Rita Britton at Pollyanna, October 2012. (Photograph by Nancy Honey.)

Rita Britton at Pollyanna, October 2012. (Photograph by Nancy Honey.)

And yet 100 Leading Ladies is much more than an opportunity to celebrate a bunch of inspring/successful women and preserve them in a photographic frame for posterity — these portraits document an interesting period of social change over the past 50 years, and tell living stories by the women who have lived through these changes. Perhaps more importantly, these stories offer an important counterbalance to the leading ladies of celebrity culture who dominate mass media today, and will hopefully have a positive impact on the future generation of influential women.

“In my own lifetime I have witnessed a profound shift, from little girls imagining their future options as marriage and children to the now total belief from childhood that a woman will grow up to have a career outside the home,” says Honey. “It is more important than ever to see important women from all fields in our society and hear their voices of experience.”

Honey herself, who studied fine art, graphic design and photography both here in the UK and in the US and has been working as a photographer for more than 35 years, is a prime example of this social change. “When I was an emerging photographer, balancing my career with mothering two young children, one of my heroines was Eve Arnold, the highly successful photojournalist. So when I saw that she was going to be giving a talk near my home, I was quite eager to attend. I knew she had a family and a career, so I hoped she would address how she was able to manage them both. She didn’t mention it.”

“After her talk, I realized that this question was important to me and that I couldn’t leave without asking it. Tentatively I raised my hand. When she pointed at me, I summoned the courage to ask, ‘Ms. Arnold, how did you manage to be so successful and also have a family?’ Her answer was abrupt, as if to quickly put a stop to my line of questioning. ‘That subject,’ she said, ‘is too painful to talk about.’”

Helen Browning: organic farmer and chief executive of the Soil Association. (Photograph by Nancy Honey.)

Helen Browning: organic farmer and chief executive of the Soil Association. (Photograph by Nancy Honey.)

“That incident and her words haunted me. I had so many conflicts about looking for and taking on interesting photography assignments when I had children at home who deserved as much attention as I could possibly give. I desperately needed some insight, some guidance and some inspiration. I know now that the question I asked was not unique to me. In every field of endeavor, women have struggled, and struggle still, with this question and many more.”

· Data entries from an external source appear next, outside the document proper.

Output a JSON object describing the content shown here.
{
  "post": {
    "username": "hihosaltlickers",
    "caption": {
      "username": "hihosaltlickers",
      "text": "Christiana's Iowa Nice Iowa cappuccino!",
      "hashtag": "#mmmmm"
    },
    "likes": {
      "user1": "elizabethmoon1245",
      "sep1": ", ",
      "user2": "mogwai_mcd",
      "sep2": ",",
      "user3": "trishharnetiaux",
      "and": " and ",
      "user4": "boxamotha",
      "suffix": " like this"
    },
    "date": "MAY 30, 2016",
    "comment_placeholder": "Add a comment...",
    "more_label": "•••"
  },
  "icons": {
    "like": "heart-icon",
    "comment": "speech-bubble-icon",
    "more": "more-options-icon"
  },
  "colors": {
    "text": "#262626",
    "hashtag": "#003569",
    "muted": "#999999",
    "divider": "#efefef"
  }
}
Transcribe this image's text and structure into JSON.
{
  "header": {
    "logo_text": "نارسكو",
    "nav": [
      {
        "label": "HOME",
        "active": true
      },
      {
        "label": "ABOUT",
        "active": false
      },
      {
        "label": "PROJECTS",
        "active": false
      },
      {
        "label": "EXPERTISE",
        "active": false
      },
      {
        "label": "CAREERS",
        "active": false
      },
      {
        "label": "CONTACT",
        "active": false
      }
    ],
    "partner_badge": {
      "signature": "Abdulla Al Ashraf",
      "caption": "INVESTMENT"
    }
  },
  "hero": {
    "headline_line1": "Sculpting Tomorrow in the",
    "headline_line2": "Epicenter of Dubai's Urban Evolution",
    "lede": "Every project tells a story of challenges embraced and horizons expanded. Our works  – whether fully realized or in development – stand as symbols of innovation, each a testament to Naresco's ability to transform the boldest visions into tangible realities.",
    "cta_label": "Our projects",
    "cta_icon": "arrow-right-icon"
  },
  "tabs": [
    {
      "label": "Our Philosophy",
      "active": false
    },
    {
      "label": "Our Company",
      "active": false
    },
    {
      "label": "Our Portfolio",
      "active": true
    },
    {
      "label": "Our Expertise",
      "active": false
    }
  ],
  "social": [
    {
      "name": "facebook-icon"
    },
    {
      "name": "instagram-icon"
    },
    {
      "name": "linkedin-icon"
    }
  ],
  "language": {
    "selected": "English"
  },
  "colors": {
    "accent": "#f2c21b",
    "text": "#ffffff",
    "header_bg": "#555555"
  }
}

Britton offers a different point of view: “It was never a problem for me because there was never any other option: I had to juggle and cope. I have worked since I was 15-years-old, and things in my life, whether they be kids or career, were never planned; they just happened. Saying that, I had a hell of a good family to back me up. My dad would fetch the kids from school; my mum would cook them their tea, and my auntie would take them out. If you don’t have that back-up system then I think it would be very difficult to cope.”

So, having completed the project, is Honey any closer to finding out the ultimate answer to the question which she asked Eve Arnold all those years ago and that has inspired this phenomenal portfolio? “No,” she says, laughing. “There is no one answer. Every woman’s story is different but there are common threads which crop up when talking to these ladies: there’s not enough hours in the day; the importance of being passionate about one’s work; the need for re-invention, and the fact that women can have it all but not all at the same time.”

“I’m not sure you would even know if you had it all and all at the same time,” says Britton. “But what I do know is that the lady who was officiating at the opening of the exhibition in London,  said that there was one woman who wasn’t included in the 100 leading ladies but who should have been — Nancy herself. And I couldn’t agree more.”

Nancy Honey’s 100 Leading Ladies is on at Cartwright Hall Museum and Art Gallery, Bradford, until 10 April 2016.